As a young teenager at the time, Airwolf was compulsory viewing for a generation who wanted their "Cowboys and Indians" to have amazing gadgets and whizz-bang explosions.
In many ways, the show was essentially Knight Rider in the skies: similar comic-book technology, a central character who was essentially a loner, and echoing the concept of one man making a difference.
But in other, important ways, it was thematically very different from Knight Rider, Street Hawk, The A-Team and other action shows of the time. For one thing, the premise of the series is built not on a desire to help those in need, but by Stringfellow Hawke's possession of Airwolf for essentially selfish reasons (as leverage to try to find his MIA brother, St John). And then there is the dark edge provided by basing the series firmly in an 80s Cold War context, complete with Soviet espionage and Central American dictators, not to mention the enemy within. Sure, The A-Team constantly referred back to Vietnam and the team's status as fugitives, but it was generally done with a light touch and was rarely central to the plot itself. With Airwolf, the intrigue was key to the tone and direction of the show - although this was (ill-advisedly) diluted as the series went on.
With hindsight, the Cold War setting clearly dates the series, many of the stories are creaky and contrived, and much of what Airwolf does is clearly implausible even with today's technology. But that's really not the point. Airwolf was rip-roaring fun, it tried to tell interesting stories without relying solely on the big action sequences, and it didn't sugar-coat everything by miraculously ensuring nobody died. Sometimes it failed, but often it succeeded admirably - and on a TV budget to boot.
For UK readers, DMAX (Sky channel 155) have just started (Jan 2008) daily re-runs of Airwolf. Set your Sky+ box for this blast from the past - we may even get the re-tooled, re-cast (and sadly vastly inferior) fourth season, which to my knowledge has never previously been shown in the UK.
Leg Work (1987)
A lost gem
The series aired (briefly) on ITV in the UK before disappearing without trace. I remember it as being fresh, different (not one but two female leads in Margaret Colin and Frances McDormand) and brave (I distinctly remember one episode showcased AIDS at a time when it was still a taboo subject, especially on US prime-time TV).
The show didn't have the crash-bang-wallop of high octane cop shows like Hunter. It didn't have the flashy car and stunts of Knight Rider. (Claire McCarron did own a Porsche which she had received as payment from one of her clients, but it was forever in the repair shop.) And it didn't rely on the hackneyed cliché of buddies-who-aren't-really-buddies from different sides of the track, as employed most tenuously in Hardcastle & McCormick. What it did have was a solid premise, engaging characters, good, straightforward stories and was very much rooted in the real world. (Would Magnum PI or Simon & Simon have done an AIDS storyline? I don't think so.)

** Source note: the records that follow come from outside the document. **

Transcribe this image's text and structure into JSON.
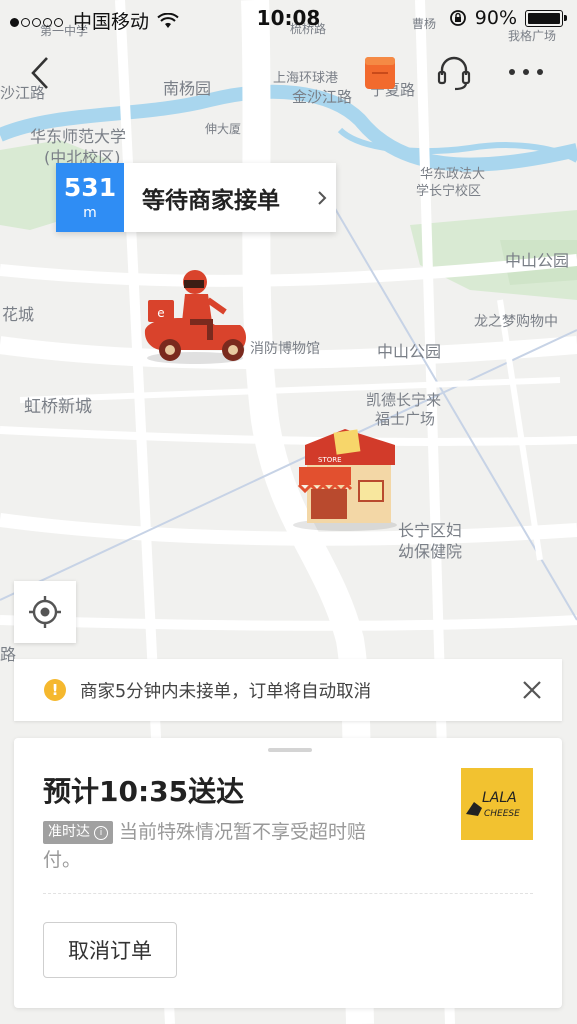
{
  "status_bar": {
    "carrier": "中国移动",
    "time": "10:08",
    "battery": "90%"
  },
  "header": {
    "back_icon": "back-chevron-icon",
    "bag_icon": "ele-bag-icon",
    "support_icon": "headset-icon",
    "more_icon": "more-dots-icon"
  },
  "map": {
    "labels": {
      "nanyang": "南杨园",
      "jinshajiang_top": "金沙江路",
      "huanqiu": "上海环球港",
      "ningxia": "宁夏路",
      "shajiang": "沙江路",
      "ecnu1": "华东师范大学",
      "ecnu2": "(中北校区)",
      "shendaqiao": "伸大厦",
      "ecupl1": "华东政法大",
      "ecupl2": "学长宁校区",
      "zhongshan_park_r": "中山公园",
      "longzhimeng": "龙之梦购物中",
      "huacheng": "花城",
      "fire_museum": "消防博物馆",
      "zhongshan_park": "中山公园",
      "hongqiao": "虹桥新城",
      "kaide1": "凯德长宁来",
      "kaide2": "福士广场",
      "hospital1": "长宁区妇",
      "hospital2": "幼保健院",
      "road_bottom": "路",
      "top_left": "第一中学",
      "top_mid": "梳桥路",
      "top_right": "曹杨",
      "top_right2": "我格广场"
    },
    "rider_icon": "delivery-rider-icon",
    "store_icon": "store-icon",
    "store_sign": "STORE"
  },
  "distance_card": {
    "value": "531",
    "unit": "m",
    "status": "等待商家接单",
    "chevron_icon": "chevron-right-icon"
  },
  "locate_button": {
    "icon": "locate-target-icon"
  },
  "notice": {
    "icon": "warning-icon",
    "text": "商家5分钟内未接单，订单将自动取消",
    "close_icon": "close-icon"
  },
  "order_sheet": {
    "eta": "预计10:35送达",
    "ontime_badge": "准时达",
    "ontime_note": "当前特殊情况暂不享受超时赔付。",
    "shop_logo_line1": "LALA",
    "shop_logo_line2": "CHEESE",
    "cancel_label": "取消订单"
  },
  "colors": {
    "accent_blue": "#2f8df4",
    "warning_yellow": "#f5b82e",
    "brand_orange": "#f26a2e",
    "logo_yellow": "#f2c230"
  }
}
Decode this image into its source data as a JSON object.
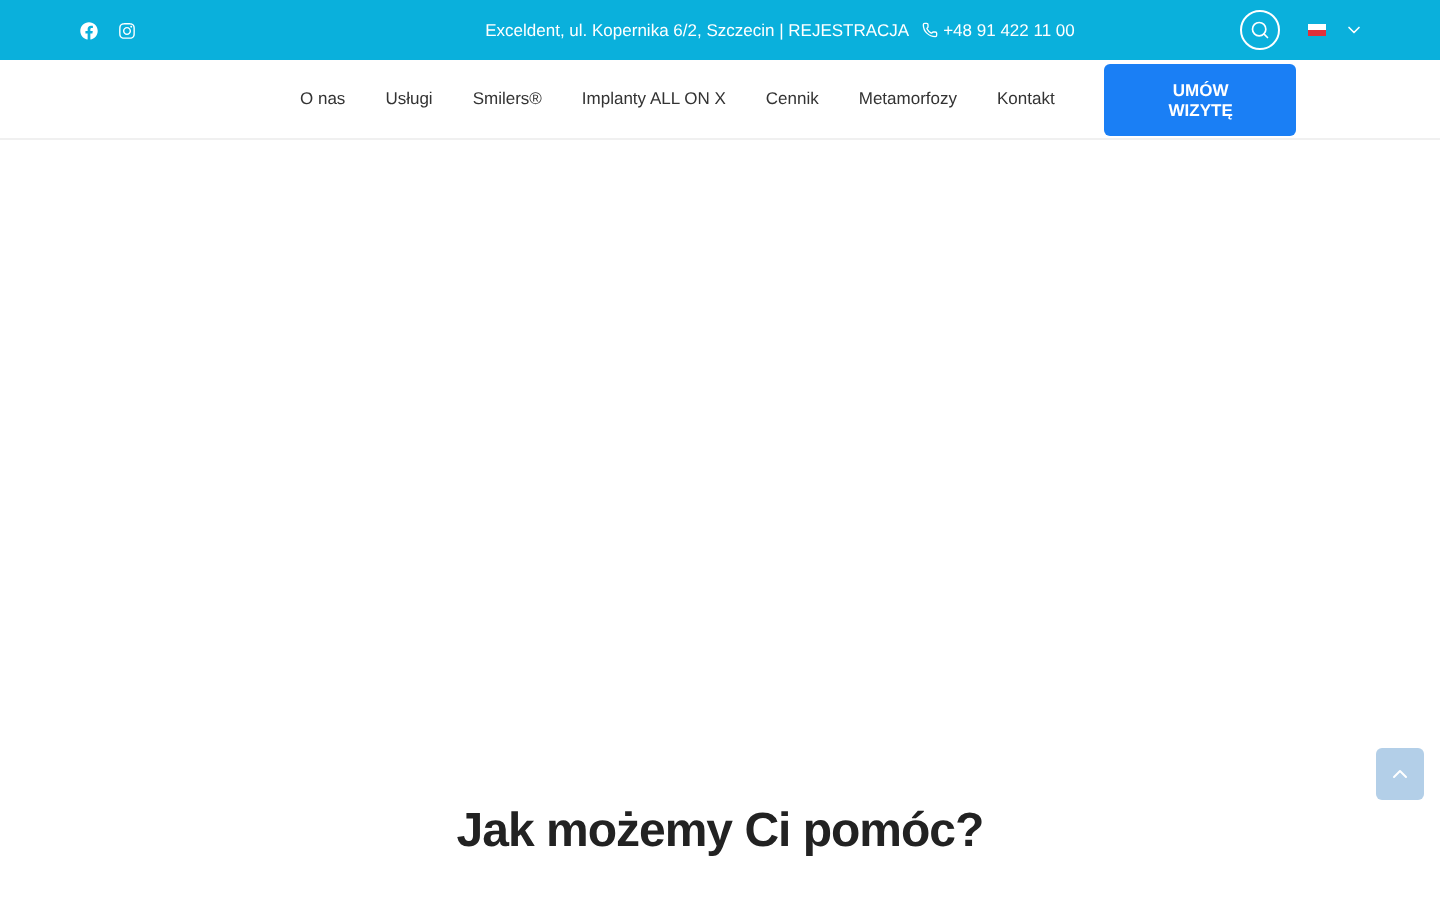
{
  "top_bar": {
    "address": "Exceldent, ul. Kopernika 6/2, Szczecin | REJESTRACJA",
    "phone": "+48 91 422 11 00"
  },
  "nav": {
    "items": [
      "O nas",
      "Usługi",
      "Smilers®",
      "Implanty ALL ON X",
      "Cennik",
      "Metamorfozy",
      "Kontakt"
    ],
    "cta": "UMÓW WIZYTĘ"
  },
  "heading": "Jak możemy Ci pomóc?"
}
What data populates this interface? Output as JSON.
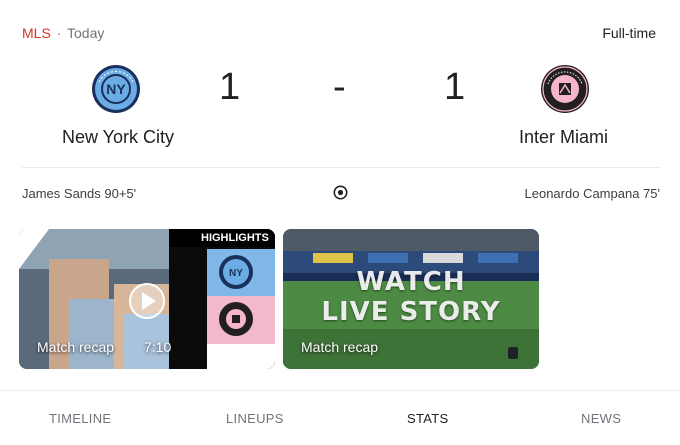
{
  "header": {
    "league": "MLS",
    "separator": "·",
    "day": "Today",
    "status": "Full-time"
  },
  "home": {
    "name": "New York City",
    "score": "1",
    "scorer": "James Sands 90+5'",
    "crest_icon": "nycfc-crest-icon"
  },
  "away": {
    "name": "Inter Miami",
    "score": "1",
    "scorer": "Leonardo Campana 75'",
    "crest_icon": "inter-miami-crest-icon"
  },
  "score_separator": "-",
  "videos": [
    {
      "label": "Match recap",
      "duration": "7:10",
      "tag": "HIGHLIGHTS",
      "play_icon": "play-icon"
    },
    {
      "label": "Match recap",
      "overlay_line_1": "WATCH",
      "overlay_line_2": "LIVE STORY",
      "icon": "story-icon"
    }
  ],
  "tabs": [
    {
      "label": "TIMELINE",
      "active": false
    },
    {
      "label": "LINEUPS",
      "active": false
    },
    {
      "label": "STATS",
      "active": true
    },
    {
      "label": "NEWS",
      "active": false
    }
  ],
  "colors": {
    "league": "#d93025",
    "muted": "#70757a",
    "text": "#202124",
    "nyc_blue": "#6cace4",
    "miami_pink": "#f7b5cd"
  }
}
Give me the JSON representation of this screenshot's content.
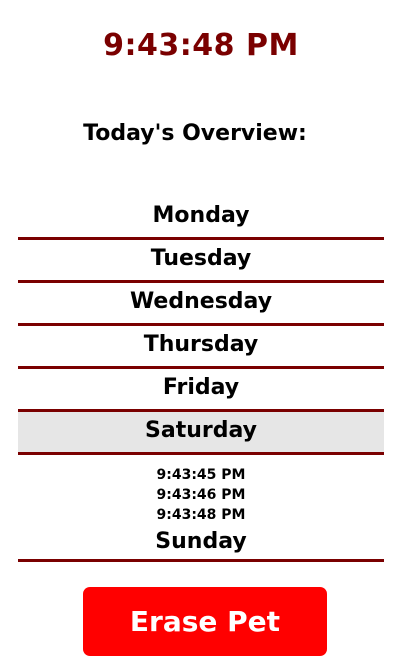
{
  "clock": {
    "time": "9:43:48 PM",
    "color": "#7a0000"
  },
  "overview": {
    "heading": "Today's Overview:"
  },
  "days": [
    {
      "label": "Monday"
    },
    {
      "label": "Tuesday"
    },
    {
      "label": "Wednesday"
    },
    {
      "label": "Thursday"
    },
    {
      "label": "Friday"
    },
    {
      "label": "Saturday",
      "selected": true,
      "log": [
        "9:43:45 PM",
        "9:43:46 PM",
        "9:43:48 PM"
      ]
    },
    {
      "label": "Sunday"
    }
  ],
  "erase_button": {
    "label": "Erase Pet",
    "color": "#ff0000"
  },
  "colors": {
    "divider": "#7a0000",
    "selected_background": "#e6e6e6"
  }
}
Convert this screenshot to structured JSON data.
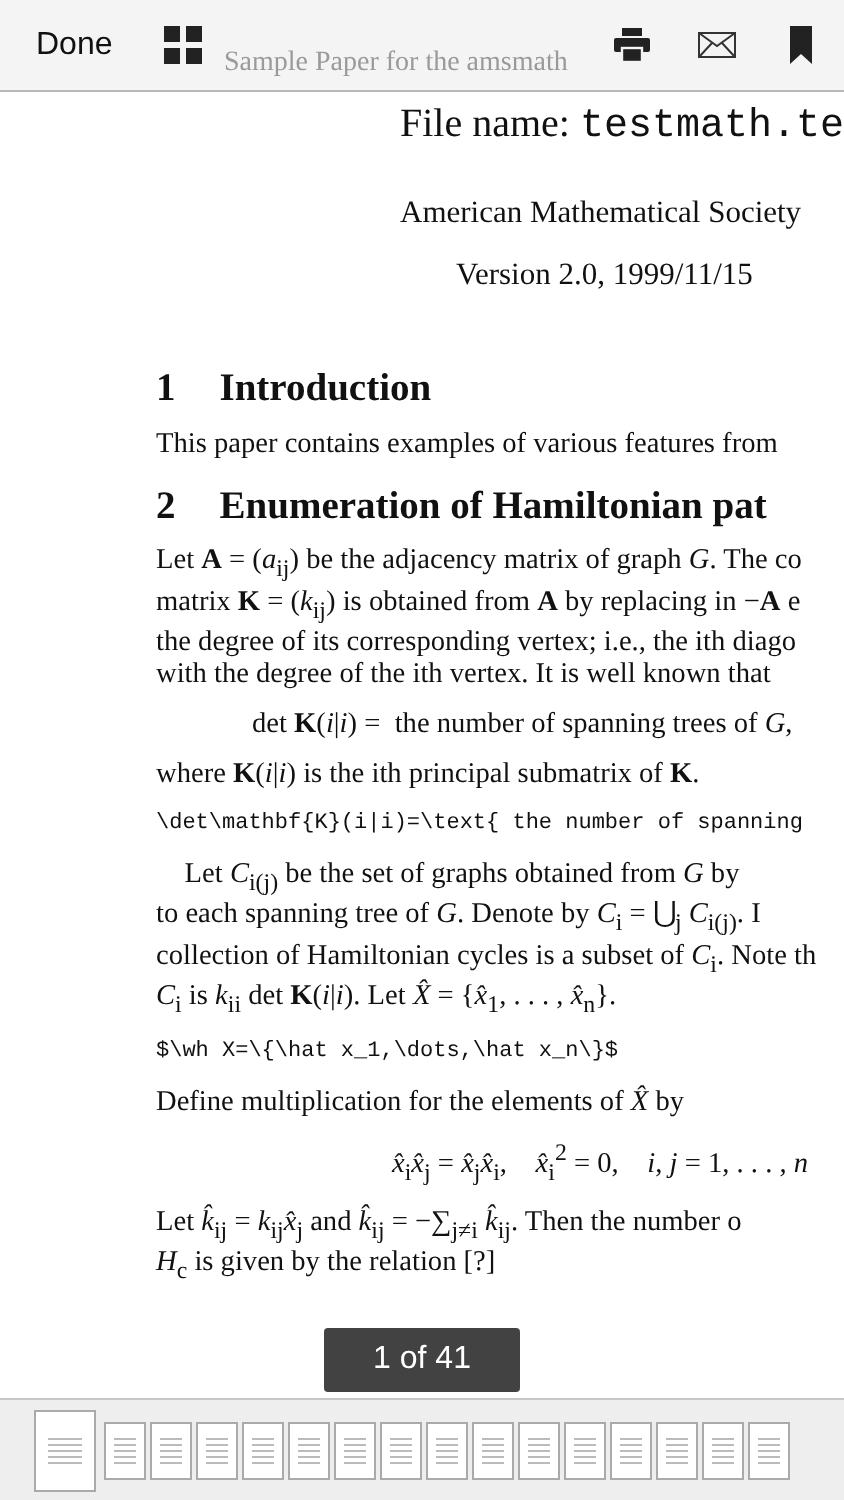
{
  "toolbar": {
    "done": "Done",
    "document_title": "Sample Paper for the amsmath"
  },
  "document": {
    "file_name_label": "File name:",
    "file_name": "testmath.te",
    "author": "American Mathematical Society",
    "version": "Version 2.0, 1999/11/15",
    "blocks": [
      {
        "kind": "heading",
        "number": "1",
        "title": "Introduction"
      },
      {
        "kind": "para",
        "lines": [
          "This paper contains examples of various features from"
        ]
      },
      {
        "kind": "heading",
        "number": "2",
        "title": "Enumeration of Hamiltonian pat"
      },
      {
        "kind": "para",
        "lines": [
          "Let **A** = (*a*$_{ij}$) be the adjacency matrix of graph *G*. The co",
          "matrix **K** = (*k*$_{ij}$) is obtained from **A** by replacing in −**A** e",
          "the degree of its corresponding vertex; i.e., the ith diago",
          "with the degree of the ith vertex. It is well known that"
        ]
      },
      {
        "kind": "display",
        "lines": [
          "det **K**(*i*|*i*) =  the number of spanning trees of *G*,"
        ]
      },
      {
        "kind": "para",
        "lines": [
          "where **K**(*i*|*i*) is the ith principal submatrix of **K**."
        ]
      },
      {
        "kind": "code",
        "lines": [
          "\\det\\mathbf{K}(i|i)=\\text{ the number of spanning"
        ]
      },
      {
        "kind": "para",
        "lines": [
          "    Let *C*$_{i(j)}$ be the set of graphs obtained from *G* by",
          "to each spanning tree of *G*. Denote by *C*$_{i}$ = ⋃$_{j}$ *C*$_{i(j)}$. I",
          "collection of Hamiltonian cycles is a subset of *C*$_{i}$. Note th",
          "*C*$_{i}$ is *k*$_{ii}$ det **K**(*i*|*i*). Let *X̂* = {*x̂*$_{1}$, . . . , *x̂*$_{n}$}."
        ]
      },
      {
        "kind": "code",
        "lines": [
          "$\\wh X=\\{\\hat x_1,\\dots,\\hat x_n\\}$"
        ]
      },
      {
        "kind": "para",
        "lines": [
          "Define multiplication for the elements of *X̂* by"
        ]
      },
      {
        "kind": "display_right",
        "lines": [
          "*x̂*$_{i}$*x̂*$_{j}$ = *x̂*$_{j}$*x̂*$_{i}$,    *x̂*$_{i}$$^{2}$ = 0,    *i*, *j* = 1, . . . , *n*"
        ]
      },
      {
        "kind": "para",
        "lines": [
          "Let *k̂*$_{ij}$ = *k*$_{ij}$*x̂*$_{j}$ and *k̂*$_{ij}$ = −∑$_{j≠i}$ *k̂*$_{ij}$. Then the number o",
          "*H*$_{c}$ is given by the relation [?]"
        ]
      }
    ]
  },
  "page_indicator": "1 of 41",
  "thumbnails": [
    {
      "selected": true
    },
    {
      "selected": false
    },
    {
      "selected": false
    },
    {
      "selected": false
    },
    {
      "selected": false
    },
    {
      "selected": false
    },
    {
      "selected": false
    },
    {
      "selected": false
    },
    {
      "selected": false
    },
    {
      "selected": false
    },
    {
      "selected": false
    },
    {
      "selected": false
    },
    {
      "selected": false
    },
    {
      "selected": false
    },
    {
      "selected": false
    },
    {
      "selected": false
    }
  ]
}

Would it have been the greatest TV show ever if it hadn't been prematurely cancelled? No. But did it have the potential to be a strong, strikingly different addition to the genre alongside the almost exclusively male-led PI/cop shows of the era? Absolutely.
Very few people missed Leg Work when it vanished from the US & UK schedules. I was one of them.